An inboard engine on such a small boat would be out of the question. The only alternative is an outboard motor powered by petroleum or electricity. Weight is a consideration, because a heavy outboard would adversely affect the trim of the boat. Fuel for the outboard is another heavy item requiring safe and secure stowage. Placing a volatile fuel such as petrol in the main cabin would be foolish. Storing fuel in the aft locker has its risks, but there the dangers are reduced. If fuel is spilt, at least it is contained, but one would have to take care not to ignite the fumes accidentally. Disposal or dispersal of the spilt fuel would not be easy.

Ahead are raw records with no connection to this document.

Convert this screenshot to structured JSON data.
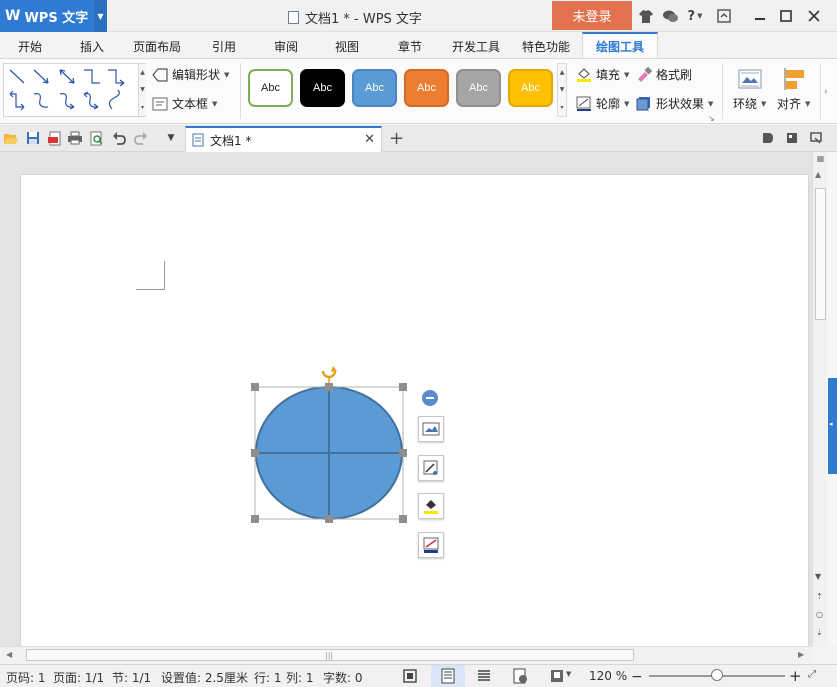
{
  "titlebar": {
    "app_name": "WPS 文字",
    "doc_title": "文档1 * - WPS 文字",
    "login": "未登录",
    "help": "?"
  },
  "tabs": [
    "开始",
    "插入",
    "页面布局",
    "引用",
    "审阅",
    "视图",
    "章节",
    "开发工具",
    "特色功能",
    "绘图工具"
  ],
  "active_tab": "绘图工具",
  "ribbon": {
    "edit_shape": "编辑形状",
    "text_box": "文本框",
    "styles": [
      {
        "label": "Abc",
        "fill": "#ffffff",
        "border": "#7cae5a",
        "text": "#222222"
      },
      {
        "label": "Abc",
        "fill": "#000000",
        "border": "#000000",
        "text": "#ffffff"
      },
      {
        "label": "Abc",
        "fill": "#5b9bd5",
        "border": "#4a85bd",
        "text": "#ffffff"
      },
      {
        "label": "Abc",
        "fill": "#ed7d31",
        "border": "#d46a20",
        "text": "#ffffff"
      },
      {
        "label": "Abc",
        "fill": "#a5a5a5",
        "border": "#8f8f8f",
        "text": "#ffffff"
      },
      {
        "label": "Abc",
        "fill": "#ffc000",
        "border": "#e0a800",
        "text": "#ffffff"
      }
    ],
    "fill": "填充",
    "format_painter": "格式刷",
    "outline": "轮廓",
    "shape_effects": "形状效果",
    "wrap": "环绕",
    "align": "对齐"
  },
  "doc_tab": {
    "title": "文档1 *"
  },
  "shape": {
    "fill": "#5b9bd5",
    "stroke": "#41719c",
    "type": "ellipse-with-cross"
  },
  "statusbar": {
    "page_no": "页码: 1",
    "pages": "页面: 1/1",
    "section": "节: 1/1",
    "setting": "设置值: 2.5厘米",
    "row": "行: 1",
    "col": "列: 1",
    "words": "字数: 0",
    "zoom": "120 %"
  },
  "colors": {
    "accent": "#2f7bd3",
    "login": "#e2714f"
  }
}
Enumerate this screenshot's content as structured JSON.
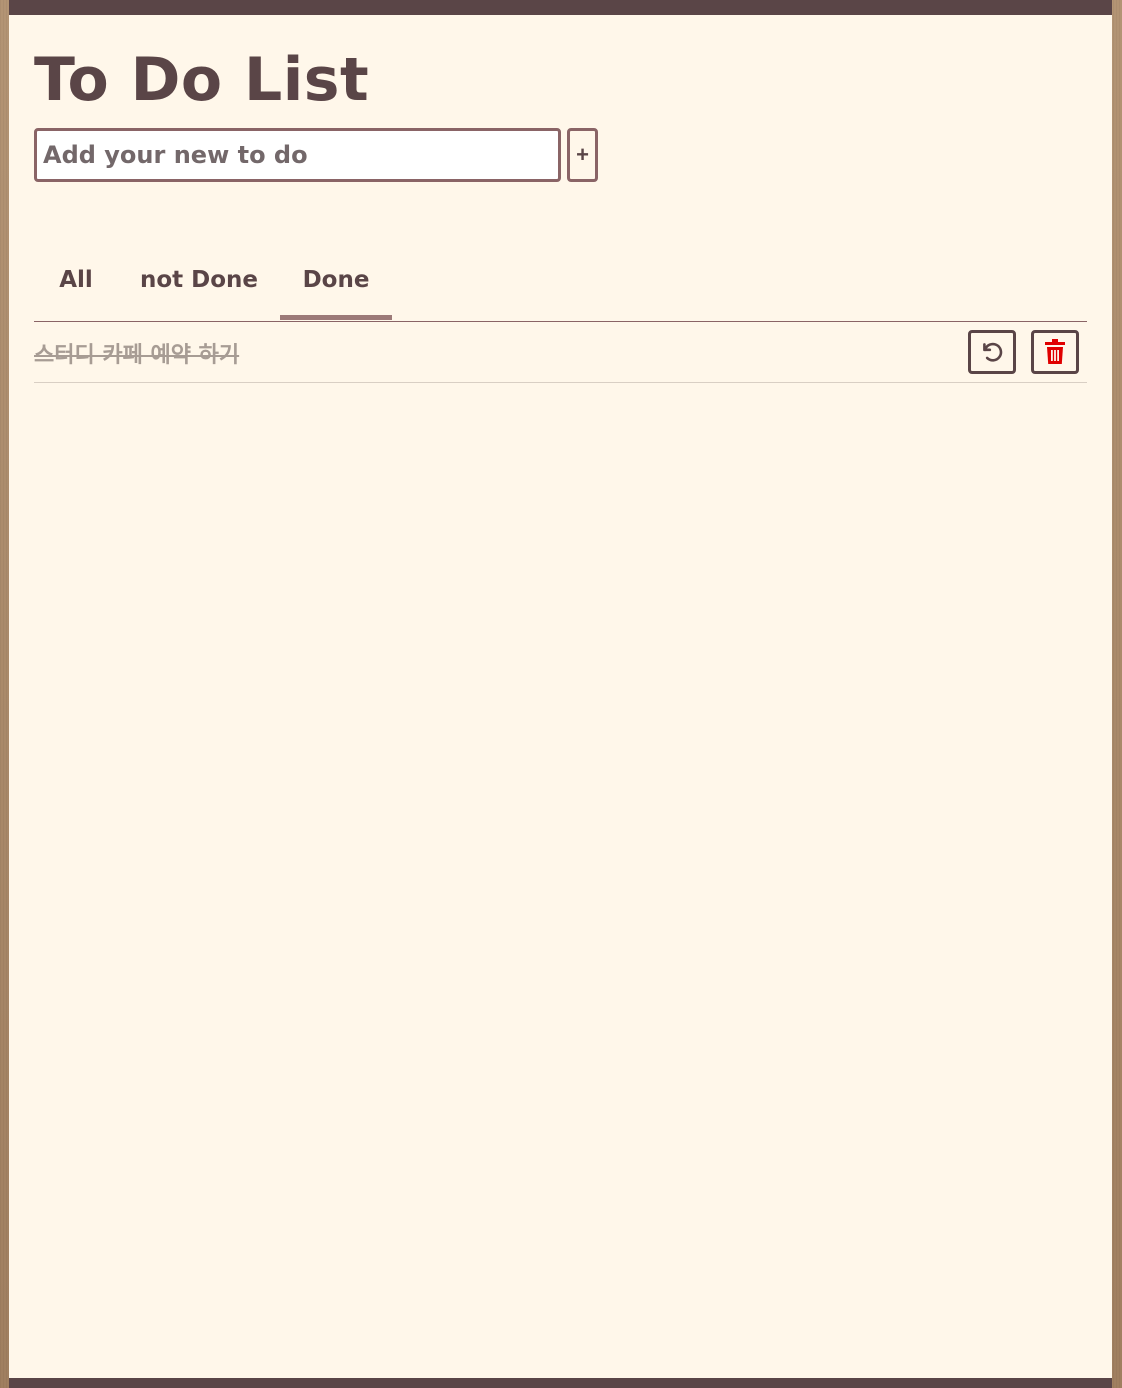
{
  "app": {
    "title": "To Do List"
  },
  "add_task": {
    "placeholder": "Add your new to do",
    "value": "",
    "button_label": "+"
  },
  "tabs": [
    {
      "label": "All",
      "active": false
    },
    {
      "label": "not Done",
      "active": false
    },
    {
      "label": "Done",
      "active": true
    }
  ],
  "tasks": [
    {
      "text": "스터디 카페 예약 하기",
      "done": true,
      "actions": [
        "undo-icon",
        "trash-icon"
      ]
    }
  ],
  "colors": {
    "primary": "#5a4547",
    "accent": "#9c7a78",
    "background": "#fff7ea",
    "delete": "#e00000",
    "done_text": "#a79c94"
  }
}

An electric outboard has its attractions: this type of engine is quiet, environmentally friendly and it is lighter than a comparable petroleum outboard. A battery for powering the engine could be stowed low amidships. I know that is the not the best place for efficiency, because a long connection lead results in a loss of power. The most off-putting thing about electric engines is their inability to run for long periods unless they have multiple batteries supplying their energy needs. For raw power, a petroleum outboard invariably outperforms an electric outboard.
I do not like petroleum outboards, but I chose to have one in preference to an electric engine, mainly because they can run for longer periods if several jerrycans of petroleum are safely stowed aboard the boat. She will have a greater range than with an electric motor that depends upon one or two 12 volt batteries.

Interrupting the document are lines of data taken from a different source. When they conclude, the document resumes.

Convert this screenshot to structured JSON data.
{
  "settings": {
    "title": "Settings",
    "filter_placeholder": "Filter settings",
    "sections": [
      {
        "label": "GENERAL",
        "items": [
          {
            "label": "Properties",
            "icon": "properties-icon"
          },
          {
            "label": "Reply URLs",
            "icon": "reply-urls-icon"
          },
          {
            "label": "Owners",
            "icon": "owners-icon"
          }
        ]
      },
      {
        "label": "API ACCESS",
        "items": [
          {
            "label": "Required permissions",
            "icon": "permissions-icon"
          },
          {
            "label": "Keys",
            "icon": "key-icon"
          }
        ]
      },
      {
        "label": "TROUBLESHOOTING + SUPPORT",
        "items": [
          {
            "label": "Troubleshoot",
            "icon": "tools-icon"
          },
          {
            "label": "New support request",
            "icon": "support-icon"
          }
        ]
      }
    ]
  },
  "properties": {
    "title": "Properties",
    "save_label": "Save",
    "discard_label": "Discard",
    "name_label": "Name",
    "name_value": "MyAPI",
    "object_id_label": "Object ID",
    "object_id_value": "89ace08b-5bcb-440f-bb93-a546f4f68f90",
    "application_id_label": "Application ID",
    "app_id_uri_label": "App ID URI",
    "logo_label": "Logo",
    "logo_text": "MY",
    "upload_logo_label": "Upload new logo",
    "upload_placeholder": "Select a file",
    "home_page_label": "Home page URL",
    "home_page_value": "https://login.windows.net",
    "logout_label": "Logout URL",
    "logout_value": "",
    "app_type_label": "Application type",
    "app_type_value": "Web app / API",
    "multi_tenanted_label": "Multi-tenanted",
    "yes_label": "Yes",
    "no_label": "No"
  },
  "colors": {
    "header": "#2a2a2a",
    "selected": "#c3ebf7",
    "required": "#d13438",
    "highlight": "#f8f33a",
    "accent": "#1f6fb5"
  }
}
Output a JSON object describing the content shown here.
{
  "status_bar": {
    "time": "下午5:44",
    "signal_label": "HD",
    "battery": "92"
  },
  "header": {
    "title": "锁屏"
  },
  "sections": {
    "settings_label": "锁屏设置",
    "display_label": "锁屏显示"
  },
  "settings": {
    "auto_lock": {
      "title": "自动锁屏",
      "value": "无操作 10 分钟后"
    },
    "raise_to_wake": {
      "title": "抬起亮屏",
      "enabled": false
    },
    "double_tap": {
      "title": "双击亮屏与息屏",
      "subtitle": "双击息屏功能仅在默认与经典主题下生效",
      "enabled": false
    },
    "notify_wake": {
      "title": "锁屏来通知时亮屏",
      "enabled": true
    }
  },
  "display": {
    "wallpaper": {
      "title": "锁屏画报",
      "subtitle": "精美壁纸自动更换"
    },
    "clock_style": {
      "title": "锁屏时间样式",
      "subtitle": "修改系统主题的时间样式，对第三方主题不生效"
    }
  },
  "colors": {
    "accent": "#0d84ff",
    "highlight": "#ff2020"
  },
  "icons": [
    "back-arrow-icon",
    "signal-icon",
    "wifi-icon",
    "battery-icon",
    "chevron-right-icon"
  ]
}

My four-stroke outboard has the advantage of not requiring oil to be added to the petrol; that in turn makes for a more eco-friendly machine. Small outboards such as ‘Sandpiper’s’ Honda 2 HP four-stroke engine are economical, because they consume little fuel. These modern outboards are quieter and lighter than their predecessors.
My 1997, Honda BF 2 outboard has a rated power of 1.5 kilowatts, and weighs only 12.5 kilos.